Continue Reading →

Wanting Your Yes More Than They Want Their No
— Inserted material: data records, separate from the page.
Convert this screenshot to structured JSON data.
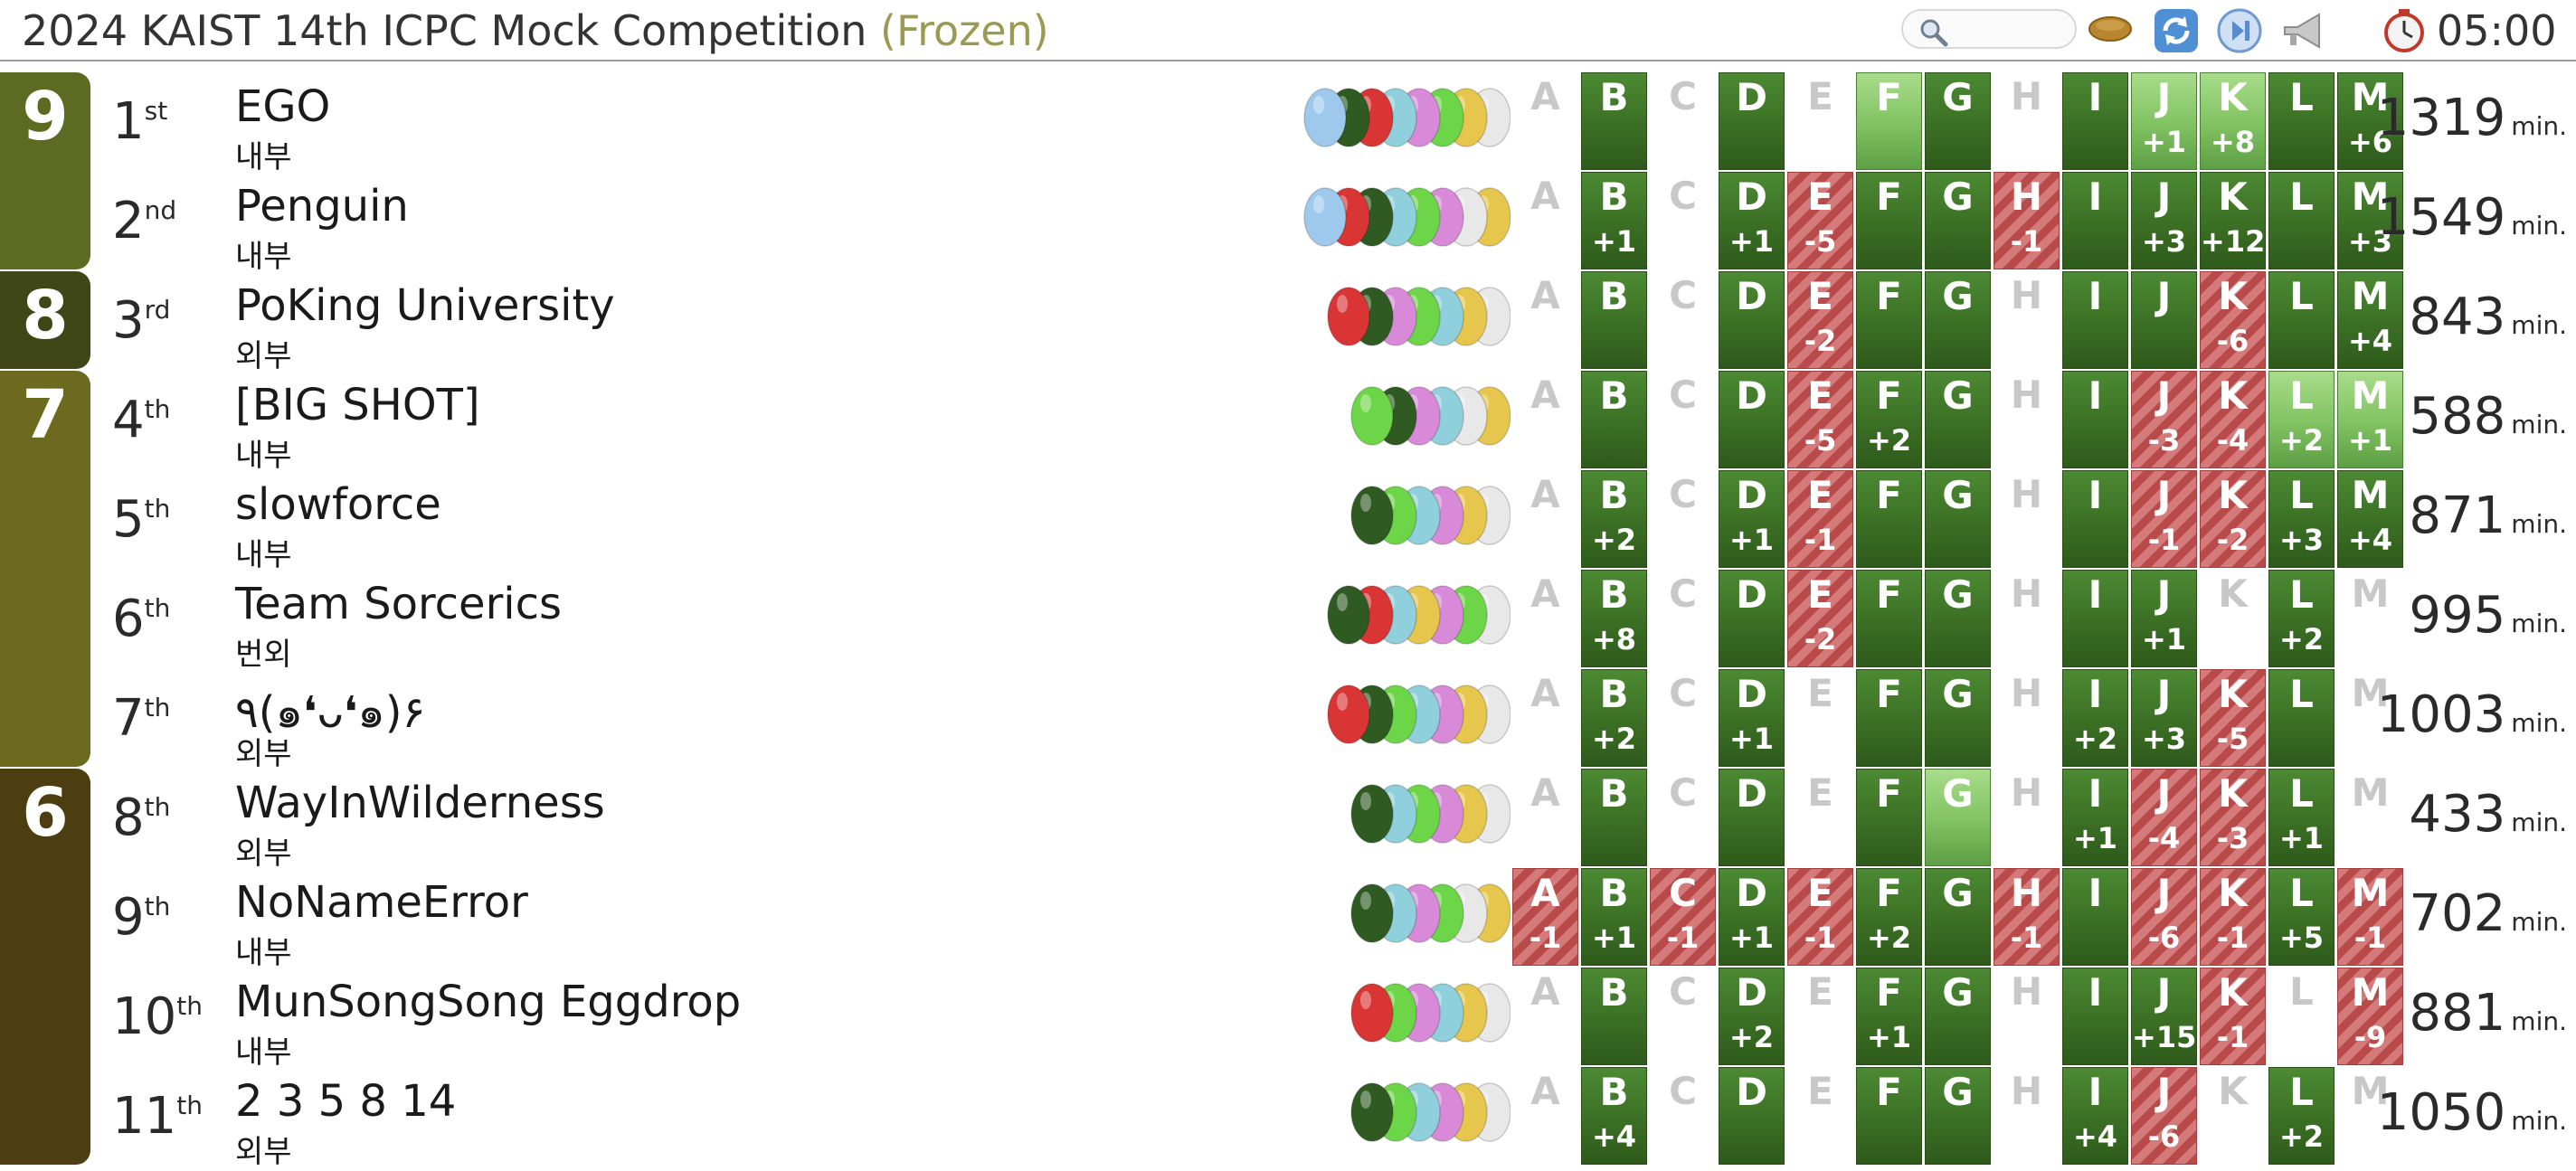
{
  "header": {
    "title": "2024 KAIST 14th ICPC Mock Competition",
    "frozen": "(Frozen)",
    "time": "05:00",
    "icons": [
      "search-icon",
      "football-icon",
      "refresh-icon",
      "skip-icon",
      "megaphone-icon",
      "clock-icon"
    ]
  },
  "problems": [
    "A",
    "B",
    "C",
    "D",
    "E",
    "F",
    "G",
    "H",
    "I",
    "J",
    "K",
    "L",
    "M"
  ],
  "penalty_unit": "min.",
  "groups": [
    {
      "solved": "9",
      "rows": [
        0,
        1
      ],
      "color": "#5c6a22"
    },
    {
      "solved": "8",
      "rows": [
        2,
        2
      ],
      "color": "#3f4716"
    },
    {
      "solved": "7",
      "rows": [
        3,
        6
      ],
      "color": "#6c6a1e"
    },
    {
      "solved": "6",
      "rows": [
        7,
        10
      ],
      "color": "#4d3e11"
    }
  ],
  "teams": [
    {
      "rank": "1",
      "suffix": "st",
      "name": "EGO",
      "affiliation": "내부",
      "balloons": [
        "#9ec9ec",
        "#2f5b22",
        "#d93535",
        "#8fd0dc",
        "#d88ad8",
        "#6dd648",
        "#e6c64c",
        "#e8e8e8"
      ],
      "penalty": "1319",
      "cells": [
        [
          "none",
          ""
        ],
        [
          "solved",
          ""
        ],
        [
          "none",
          ""
        ],
        [
          "solved",
          ""
        ],
        [
          "none",
          ""
        ],
        [
          "first",
          ""
        ],
        [
          "solved",
          ""
        ],
        [
          "none",
          ""
        ],
        [
          "solved",
          ""
        ],
        [
          "first",
          "+1"
        ],
        [
          "first",
          "+8"
        ],
        [
          "solved",
          ""
        ],
        [
          "solved",
          "+6"
        ]
      ]
    },
    {
      "rank": "2",
      "suffix": "nd",
      "name": "Penguin",
      "affiliation": "내부",
      "balloons": [
        "#9ec9ec",
        "#d93535",
        "#2f5b22",
        "#8fd0dc",
        "#6dd648",
        "#d88ad8",
        "#e8e8e8",
        "#e6c64c"
      ],
      "penalty": "1549",
      "cells": [
        [
          "none",
          ""
        ],
        [
          "solved",
          "+1"
        ],
        [
          "none",
          ""
        ],
        [
          "solved",
          "+1"
        ],
        [
          "wrong",
          "-5"
        ],
        [
          "solved",
          ""
        ],
        [
          "solved",
          ""
        ],
        [
          "wrong",
          "-1"
        ],
        [
          "solved",
          ""
        ],
        [
          "solved",
          "+3"
        ],
        [
          "solved",
          "+12"
        ],
        [
          "solved",
          ""
        ],
        [
          "solved",
          "+3"
        ]
      ]
    },
    {
      "rank": "3",
      "suffix": "rd",
      "name": "PoKing University",
      "affiliation": "외부",
      "balloons": [
        "#d93535",
        "#2f5b22",
        "#d88ad8",
        "#6dd648",
        "#8fd0dc",
        "#e6c64c",
        "#e8e8e8"
      ],
      "penalty": "843",
      "cells": [
        [
          "none",
          ""
        ],
        [
          "solved",
          ""
        ],
        [
          "none",
          ""
        ],
        [
          "solved",
          ""
        ],
        [
          "wrong",
          "-2"
        ],
        [
          "solved",
          ""
        ],
        [
          "solved",
          ""
        ],
        [
          "none",
          ""
        ],
        [
          "solved",
          ""
        ],
        [
          "solved",
          ""
        ],
        [
          "wrong",
          "-6"
        ],
        [
          "solved",
          ""
        ],
        [
          "solved",
          "+4"
        ]
      ]
    },
    {
      "rank": "4",
      "suffix": "th",
      "name": "[BIG SHOT]",
      "affiliation": "내부",
      "balloons": [
        "#6dd648",
        "#2f5b22",
        "#d88ad8",
        "#8fd0dc",
        "#e8e8e8",
        "#e6c64c"
      ],
      "penalty": "588",
      "cells": [
        [
          "none",
          ""
        ],
        [
          "solved",
          ""
        ],
        [
          "none",
          ""
        ],
        [
          "solved",
          ""
        ],
        [
          "wrong",
          "-5"
        ],
        [
          "solved",
          "+2"
        ],
        [
          "solved",
          ""
        ],
        [
          "none",
          ""
        ],
        [
          "solved",
          ""
        ],
        [
          "wrong",
          "-3"
        ],
        [
          "wrong",
          "-4"
        ],
        [
          "first",
          "+2"
        ],
        [
          "first",
          "+1"
        ]
      ]
    },
    {
      "rank": "5",
      "suffix": "th",
      "name": "slowforce",
      "affiliation": "내부",
      "balloons": [
        "#2f5b22",
        "#6dd648",
        "#8fd0dc",
        "#d88ad8",
        "#e6c64c",
        "#e8e8e8"
      ],
      "penalty": "871",
      "cells": [
        [
          "none",
          ""
        ],
        [
          "solved",
          "+2"
        ],
        [
          "none",
          ""
        ],
        [
          "solved",
          "+1"
        ],
        [
          "wrong",
          "-1"
        ],
        [
          "solved",
          ""
        ],
        [
          "solved",
          ""
        ],
        [
          "none",
          ""
        ],
        [
          "solved",
          ""
        ],
        [
          "wrong",
          "-1"
        ],
        [
          "wrong",
          "-2"
        ],
        [
          "solved",
          "+3"
        ],
        [
          "solved",
          "+4"
        ]
      ]
    },
    {
      "rank": "6",
      "suffix": "th",
      "name": "Team Sorcerics",
      "affiliation": "번외",
      "balloons": [
        "#2f5b22",
        "#d93535",
        "#8fd0dc",
        "#e6c64c",
        "#d88ad8",
        "#6dd648",
        "#e8e8e8"
      ],
      "penalty": "995",
      "cells": [
        [
          "none",
          ""
        ],
        [
          "solved",
          "+8"
        ],
        [
          "none",
          ""
        ],
        [
          "solved",
          ""
        ],
        [
          "wrong",
          "-2"
        ],
        [
          "solved",
          ""
        ],
        [
          "solved",
          ""
        ],
        [
          "none",
          ""
        ],
        [
          "solved",
          ""
        ],
        [
          "solved",
          "+1"
        ],
        [
          "none",
          ""
        ],
        [
          "solved",
          "+2"
        ],
        [
          "none",
          ""
        ]
      ]
    },
    {
      "rank": "7",
      "suffix": "th",
      "name": "٩(๑❛ᴗ❛๑)۶",
      "affiliation": "외부",
      "balloons": [
        "#d93535",
        "#2f5b22",
        "#6dd648",
        "#8fd0dc",
        "#d88ad8",
        "#e6c64c",
        "#e8e8e8"
      ],
      "penalty": "1003",
      "cells": [
        [
          "none",
          ""
        ],
        [
          "solved",
          "+2"
        ],
        [
          "none",
          ""
        ],
        [
          "solved",
          "+1"
        ],
        [
          "none",
          ""
        ],
        [
          "solved",
          ""
        ],
        [
          "solved",
          ""
        ],
        [
          "none",
          ""
        ],
        [
          "solved",
          "+2"
        ],
        [
          "solved",
          "+3"
        ],
        [
          "wrong",
          "-5"
        ],
        [
          "solved",
          ""
        ],
        [
          "none",
          ""
        ]
      ]
    },
    {
      "rank": "8",
      "suffix": "th",
      "name": "WayInWilderness",
      "affiliation": "외부",
      "balloons": [
        "#2f5b22",
        "#8fd0dc",
        "#6dd648",
        "#d88ad8",
        "#e6c64c",
        "#e8e8e8"
      ],
      "penalty": "433",
      "cells": [
        [
          "none",
          ""
        ],
        [
          "solved",
          ""
        ],
        [
          "none",
          ""
        ],
        [
          "solved",
          ""
        ],
        [
          "none",
          ""
        ],
        [
          "solved",
          ""
        ],
        [
          "first",
          ""
        ],
        [
          "none",
          ""
        ],
        [
          "solved",
          "+1"
        ],
        [
          "wrong",
          "-4"
        ],
        [
          "wrong",
          "-3"
        ],
        [
          "solved",
          "+1"
        ],
        [
          "none",
          ""
        ]
      ]
    },
    {
      "rank": "9",
      "suffix": "th",
      "name": "NoNameError",
      "affiliation": "내부",
      "balloons": [
        "#2f5b22",
        "#8fd0dc",
        "#d88ad8",
        "#6dd648",
        "#e8e8e8",
        "#e6c64c"
      ],
      "penalty": "702",
      "cells": [
        [
          "wrong",
          "-1"
        ],
        [
          "solved",
          "+1"
        ],
        [
          "wrong",
          "-1"
        ],
        [
          "solved",
          "+1"
        ],
        [
          "wrong",
          "-1"
        ],
        [
          "solved",
          "+2"
        ],
        [
          "solved",
          ""
        ],
        [
          "wrong",
          "-1"
        ],
        [
          "solved",
          ""
        ],
        [
          "wrong",
          "-6"
        ],
        [
          "wrong",
          "-1"
        ],
        [
          "solved",
          "+5"
        ],
        [
          "wrong",
          "-1"
        ]
      ]
    },
    {
      "rank": "10",
      "suffix": "th",
      "name": "MunSongSong Eggdrop",
      "affiliation": "내부",
      "balloons": [
        "#d93535",
        "#6dd648",
        "#d88ad8",
        "#8fd0dc",
        "#e6c64c",
        "#e8e8e8"
      ],
      "penalty": "881",
      "cells": [
        [
          "none",
          ""
        ],
        [
          "solved",
          ""
        ],
        [
          "none",
          ""
        ],
        [
          "solved",
          "+2"
        ],
        [
          "none",
          ""
        ],
        [
          "solved",
          "+1"
        ],
        [
          "solved",
          ""
        ],
        [
          "none",
          ""
        ],
        [
          "solved",
          ""
        ],
        [
          "solved",
          "+15"
        ],
        [
          "wrong",
          "-1"
        ],
        [
          "none",
          ""
        ],
        [
          "wrong",
          "-9"
        ]
      ]
    },
    {
      "rank": "11",
      "suffix": "th",
      "name": "2 3 5 8 14",
      "affiliation": "외부",
      "balloons": [
        "#2f5b22",
        "#6dd648",
        "#8fd0dc",
        "#d88ad8",
        "#e6c64c",
        "#e8e8e8"
      ],
      "penalty": "1050",
      "cells": [
        [
          "none",
          ""
        ],
        [
          "solved",
          "+4"
        ],
        [
          "none",
          ""
        ],
        [
          "solved",
          ""
        ],
        [
          "none",
          ""
        ],
        [
          "solved",
          ""
        ],
        [
          "solved",
          ""
        ],
        [
          "none",
          ""
        ],
        [
          "solved",
          "+4"
        ],
        [
          "wrong",
          "-6"
        ],
        [
          "none",
          ""
        ],
        [
          "solved",
          "+2"
        ],
        [
          "none",
          ""
        ]
      ]
    }
  ]
}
first_img Get the Free eBook! Learn how to sell without a sales manager. Download my free eBook! You need to make sales. You need help now. We’ve got you covered. This eBook will help you Seize Your Sales Destiny, with or without a manager. Download Now Your mindset matters a great deal, especially as it pertains to prospecting. Even though people bandy about all kinds of statistics about how poorly this method or that method may work, the truth of the matter is that your mindset is largely responsible for your results.Let’s boil it down to a statement: You must want a yes more than your prospective client wants their no.Here, we need a disclaimer. Wanting your yes doesn’t mean that you get to act selfishly and self-oriented, using the tools of a two-year-old or a full-grown bully. Nor does it allow for any action that would subtract from trust and lessen your dream client’s desire to work with you. It does, however, include an impatiently impatient, professional persistence.If you want a yes and receive a no, wanting that yes means you ask for the meeting you want a second time, modifying your approach to trade more value for the time you are asking for and increasing the odds of reversing the no.The yes you are after may require that pause in your pursuit, waiting a short period of time, and trying again. The short pause is intentional and no indication that you are giving up. Knowing that timing can help or hurt you, you try again later, but not too much later. Your dream client gets to keep their no for now, because you value the relationship more than the transaction, and because you are not desperate.Your dream client’s no was in response to a single ask. Varying your approach in what you ask for and how you ask, you change your approach to one that may increase the chances of a yes. The next ask you make can be different than the earlier ask. It can be funnier, more engaging, and show a side of your personality that gives them the idea that you are the kind of person that they would like to work with instead of the same boring, tired trope they hear from others.The recipe for struggling to produce results in prospecting is to continue to do the same thing over and over again, without creating greater value, without a professional approach, and without varying how you ask and engage your dream client.If you want your yes more than your dream client wants their no, you will persist until you find a way to get a yes.last_img read more

Continue Reading →